Kojo Nnamdi, a radio host at my local NPR station, did a wonderful show yesterday on happiness. As I’ve mentioned before, I’m obsessed with questions of happiness and the science of happiness, so this show was right down my alley. Here’s the show’s description:

You know happiness when you feel it — but do you know what causes it, or how your happiness compares to that of friends and neighbors? We look at the study of what researchers call “subjective well-being” and the latest theories on what makes individuals and nations happy.

You can listen to the show in its entirety by following this link and clicking on “Real Audio” or “Windows Media Player” to the right of the description. It’s free.

The scientists featured on the show have some interesting findings. For one, they found a correlation between money and happiness. In other words, money does make you happy, or so they say. I actually think they’re wrong about this, but only because they’re measuring the wrong thing. Ponder this: when I say “money makes you happy,” what do you think about? Do you think about all of the stuff you can buy? Do you think about a new car or a big house or a swimming pool?

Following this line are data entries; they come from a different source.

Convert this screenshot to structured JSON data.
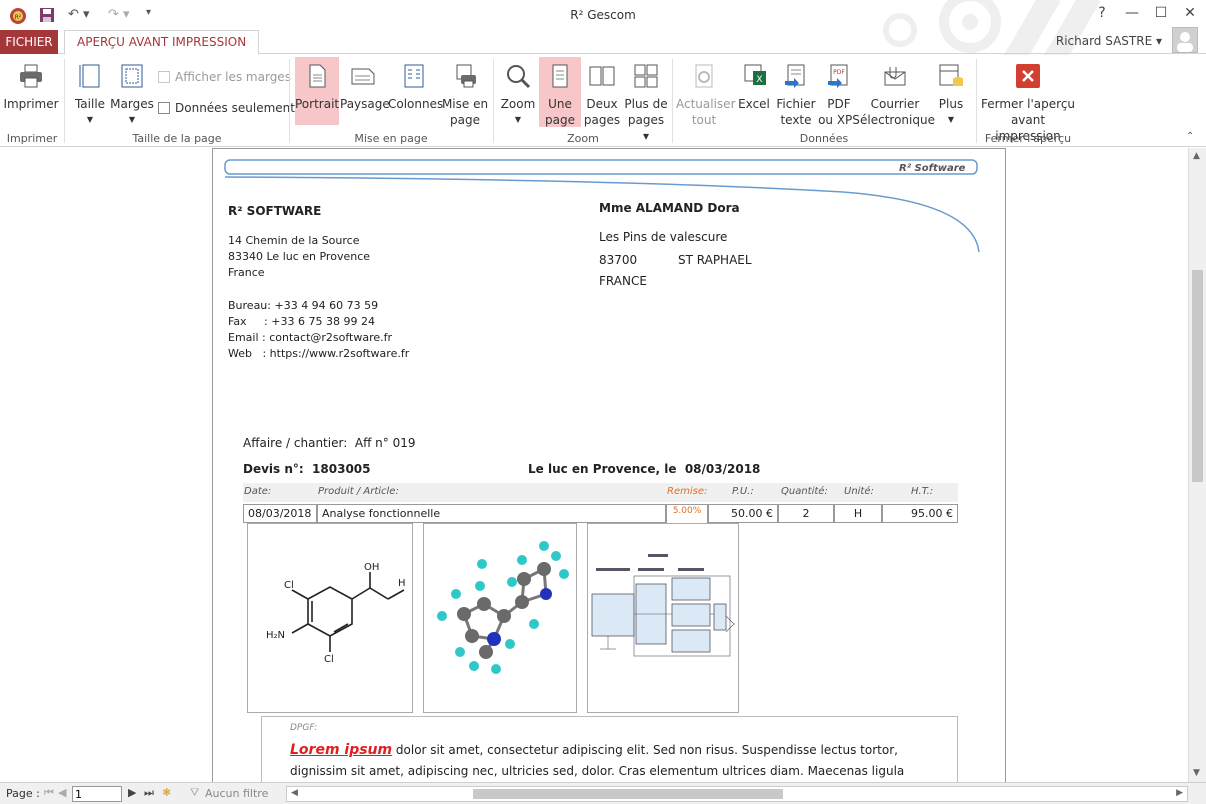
{
  "window": {
    "title": "R² Gescom",
    "help": "?",
    "min": "—",
    "max": "☐",
    "close": "✕"
  },
  "tabs": {
    "file": "FICHIER",
    "preview": "APERÇU AVANT IMPRESSION"
  },
  "user": {
    "name": "Richard SASTRE ▾"
  },
  "ribbon": {
    "print": {
      "label": "Imprimer",
      "group": "Imprimer"
    },
    "size": {
      "label": "Taille",
      "margins": "Marges",
      "show_margins": "Afficher les marges",
      "data_only": "Données seulement",
      "group": "Taille de la page"
    },
    "layout": {
      "portrait": "Portrait",
      "landscape": "Paysage",
      "columns": "Colonnes",
      "page_setup_1": "Mise en",
      "page_setup_2": "page",
      "group": "Mise en page"
    },
    "zoom": {
      "zoom": "Zoom",
      "one_page_1": "Une",
      "one_page_2": "page",
      "two_pages_1": "Deux",
      "two_pages_2": "pages",
      "more_pages_1": "Plus de",
      "more_pages_2": "pages ▾",
      "group": "Zoom"
    },
    "data": {
      "refresh_1": "Actualiser",
      "refresh_2": "tout",
      "excel": "Excel",
      "text_1": "Fichier",
      "text_2": "texte",
      "pdf_1": "PDF",
      "pdf_2": "ou XPS",
      "email_1": "Courrier",
      "email_2": "électronique",
      "more": "Plus",
      "group": "Données"
    },
    "close": {
      "label_1": "Fermer l'aperçu",
      "label_2": "avant impression",
      "group": "Fermer l'aperçu"
    }
  },
  "doc": {
    "header_brand": "R² Software",
    "company": {
      "name": "R² SOFTWARE",
      "address1": "14 Chemin de la Source",
      "address2": "83340 Le luc en Provence",
      "country": "France",
      "phone": "Bureau: +33 4 94 60 73 59",
      "fax": "Fax     : +33 6 75 38 99 24",
      "email": "Email : contact@r2software.fr",
      "web": "Web   : https://www.r2software.fr"
    },
    "client": {
      "name": "Mme ALAMAND Dora",
      "address": "Les Pins de valescure",
      "zip": "83700",
      "city": "ST RAPHAEL",
      "country": "FRANCE"
    },
    "affaire": "Affaire / chantier:  Aff n° 019",
    "devis": "Devis n°:  1803005",
    "place_date": "Le luc en Provence, le  08/03/2018",
    "table": {
      "headers": {
        "date": "Date:",
        "product": "Produit / Article:",
        "discount": "Remise:",
        "pu": "P.U.:",
        "qty": "Quantité:",
        "unit": "Unité:",
        "ht": "H.T.:"
      },
      "row": {
        "date": "08/03/2018",
        "product": "Analyse fonctionnelle",
        "discount": "5.00%",
        "pu": "50.00 €",
        "qty": "2",
        "unit": "H",
        "ht": "95.00 €"
      }
    },
    "dpgf_label": "DPGF:",
    "lorem_head": "Lorem ipsum",
    "lorem_1": " dolor sit amet, consectetur adipiscing elit. Sed non risus. Suspendisse lectus tortor,",
    "lorem_2": "dignissim sit amet, adipiscing nec, ultricies sed, dolor. Cras elementum ultrices diam. Maecenas ligula"
  },
  "status": {
    "page_label": "Page :",
    "page_value": "1",
    "filter": "Aucun filtre"
  },
  "colors": {
    "accent": "#a4373a",
    "active": "#f6c6c8"
  }
}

Money brings with it many things, but the material things are only one aspect of it; one of the most important aspects of wealth is security. A feeling of security makes everyone happy because we’re wired for security. We like to know we’re safe and taken care of. When we feel unsafe or insecure, we feel sad, lonely, and anxious. So, given this, I do not believe that being able to buy crap is what brings us happiness, but the feeling of security — as a result of wealth — certainly can.

Listen to the show. It’s good.